Archie Ryan (Jumbo Visma Development) has had a very hard time in recent years with a knee injury. While he enjoyed a brilliant season in 2022, his 2023 campaign start was delayed until mid August after the injury flared up again. But once he got the all-clear, he strung a short period of training together and then set about his season; 4th in his first race (Gran Premio Sportivi di Poggiana-Trofeo Bonin Costruzioni, 1.2U) before starting Tour de l’Avenir and winning stage 7b. He lit up the finale after 2,150m of climbing in 70km to win solo on Val-Cenis Col du Mont Cenis. The fact nobody could live with his surges on the final climb – when he had so little racing in his legs – says everything about Ryan’s talent.

Sam Bennett | Two stage wins Sibiu Cycling Tour (2.1)

Not the biggest race of the year by any means, but Bennett was under pressure in Sibiu Cycling Tour to win the two sprinters’ stages, and win them he did. In a season when he simply could not reach his top level, these wins were a reflection of the character that has made him one of the most successful sprinters of his generation. The stage victories – and a near miss, by a fraction of a second, in the TT – are a footnote in Bennett’s career. But they at least kept him in touch with that winning feeling; which he will hopeful enjoy again next year, and in bigger races.

Archie Ryan | Win City of San Daniele Cup (1.2)

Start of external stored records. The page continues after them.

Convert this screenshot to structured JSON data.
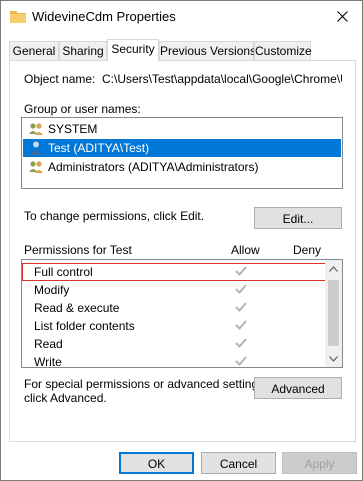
{
  "window": {
    "title": "WidevineCdm Properties"
  },
  "tabs": [
    {
      "label": "General"
    },
    {
      "label": "Sharing"
    },
    {
      "label": "Security"
    },
    {
      "label": "Previous Versions"
    },
    {
      "label": "Customize"
    }
  ],
  "object": {
    "label": "Object name:",
    "value": "C:\\Users\\Test\\appdata\\local\\Google\\Chrome\\User"
  },
  "groups": {
    "label": "Group or user names:",
    "items": [
      {
        "label": "SYSTEM",
        "selected": false
      },
      {
        "label": "Test (ADITYA\\Test)",
        "selected": true
      },
      {
        "label": "Administrators (ADITYA\\Administrators)",
        "selected": false
      }
    ]
  },
  "change_perm": {
    "text": "To change permissions, click Edit.",
    "button": "Edit..."
  },
  "permissions": {
    "header": "Permissions for Test",
    "allow": "Allow",
    "deny": "Deny",
    "rows": [
      {
        "label": "Full control",
        "allow": true,
        "highlighted": true
      },
      {
        "label": "Modify",
        "allow": true
      },
      {
        "label": "Read & execute",
        "allow": true
      },
      {
        "label": "List folder contents",
        "allow": true
      },
      {
        "label": "Read",
        "allow": true
      },
      {
        "label": "Write",
        "allow": true
      }
    ]
  },
  "advanced": {
    "line1": "For special permissions or advanced settings,",
    "line2": "click Advanced.",
    "button": "Advanced"
  },
  "footer": {
    "ok": "OK",
    "cancel": "Cancel",
    "apply": "Apply"
  },
  "colors": {
    "selection": "#0078d7",
    "highlight_border": "#d9342b",
    "check": "#b4b4b4"
  }
}
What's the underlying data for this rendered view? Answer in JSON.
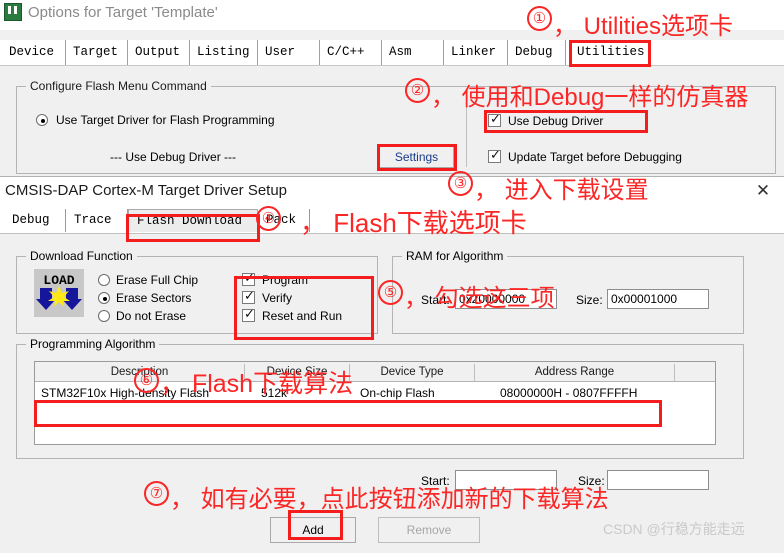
{
  "outer_dialog": {
    "title": "Options for Target 'Template'",
    "icon": "keil-uvision-icon",
    "tabs": [
      {
        "label": "Device",
        "selected": false
      },
      {
        "label": "Target",
        "selected": false
      },
      {
        "label": "Output",
        "selected": false
      },
      {
        "label": "Listing",
        "selected": false
      },
      {
        "label": "User",
        "selected": false
      },
      {
        "label": "C/C++",
        "selected": false
      },
      {
        "label": "Asm",
        "selected": false
      },
      {
        "label": "Linker",
        "selected": false
      },
      {
        "label": "Debug",
        "selected": false
      },
      {
        "label": "Utilities",
        "selected": true
      }
    ],
    "configure_group": {
      "legend": "Configure Flash Menu Command",
      "radio_use_target_driver": "Use Target Driver for Flash Programming",
      "driver_name": "--- Use Debug Driver ---",
      "settings_button": "Settings",
      "checkbox_use_debug_driver": "Use Debug Driver",
      "checkbox_update_target": "Update Target before Debugging"
    }
  },
  "inner_dialog": {
    "title": "CMSIS-DAP Cortex-M Target Driver Setup",
    "close_glyph": "✕",
    "tabs": [
      {
        "label": "Debug",
        "selected": false
      },
      {
        "label": "Trace",
        "selected": false
      },
      {
        "label": "Flash Download",
        "selected": true
      },
      {
        "label": "Pack",
        "selected": false
      }
    ],
    "download_function": {
      "legend": "Download Function",
      "icon_label": "LOAD",
      "radios": [
        {
          "label": "Erase Full Chip",
          "checked": false
        },
        {
          "label": "Erase Sectors",
          "checked": true
        },
        {
          "label": "Do not Erase",
          "checked": false
        }
      ],
      "checkboxes": [
        {
          "label": "Program",
          "checked": true
        },
        {
          "label": "Verify",
          "checked": true
        },
        {
          "label": "Reset and Run",
          "checked": true
        }
      ]
    },
    "ram_for_algorithm": {
      "legend": "RAM for Algorithm",
      "start_label": "Start:",
      "start_value": "0x20000000",
      "size_label": "Size:",
      "size_value": "0x00001000"
    },
    "programming_algorithm": {
      "legend": "Programming Algorithm",
      "columns": [
        "Description",
        "Device Size",
        "Device Type",
        "Address Range"
      ],
      "rows": [
        {
          "description": "STM32F10x High-density Flash",
          "device_size": "512k",
          "device_type": "On-chip Flash",
          "address_range": "08000000H - 0807FFFFH"
        }
      ],
      "start_label": "Start:",
      "start_value": "",
      "size_label": "Size:",
      "size_value": "",
      "add_button": "Add",
      "remove_button": "Remove"
    }
  },
  "annotations": [
    {
      "num": "①",
      "text": "， Utilities选项卡"
    },
    {
      "num": "②",
      "text": "， 使用和Debug一样的仿真器"
    },
    {
      "num": "③",
      "text": "， 进入下载设置"
    },
    {
      "num": "④",
      "text": "， Flash下载选项卡"
    },
    {
      "num": "⑤",
      "text": "， 勾选这三项"
    },
    {
      "num": "⑥",
      "text": "， Flash下载算法"
    },
    {
      "num": "⑦",
      "text": "， 如有必要，点此按钮添加新的下载算法"
    }
  ],
  "watermark": "CSDN @行稳方能走远",
  "colors": {
    "annotation_red": "#fb2626",
    "dialog_bg": "#f0f0f0",
    "titlebar_bg": "#ffffff"
  }
}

Ryan won Coppa Citta’ Di San Daniele (1.2) and made it look easy; pulling clear solo in the finale only to be caught by team mate, Tijmen Graat, with the duo finishing 1st and 2nd. It was almost easy to forget that some of the best U23 riders in the world were in their wake, including Darren Rafferty in 4th. The race marked a fairytale end to Ryan’s U23 career as he now moves on to the World Tour ranks with EF Education-EasyPost.

Cormac McGeough | Stage win Cycling Tour of Ecuador (2.2)

Cormac Mcgeough takes a brilliant stage win in September at Vuelta Ciclista al Ecuador (Photo: Vuelta Ciclista al Ecuador)

Cormac Mcgeough (Canel’s Pro Cycling) was forced to settle for 2nd place – behind Dillon Corkery (Team Ireland) during Rás Tailteann, but he has since gotten his hands in the air a few times on in the international scene. His stage win at Vuelta Ciclista al Ecuador (2.2) in September was probably his best this year; winning solo by 31 seconds after attacking the breakaway. Now aged 27 years, Mcgeough has continued to work hard and has gotten some great rewards this year, including selection for the national team at the Worlds in Scotland.

#international #performances #Irish #riders #Ranked #1st #14th

Source link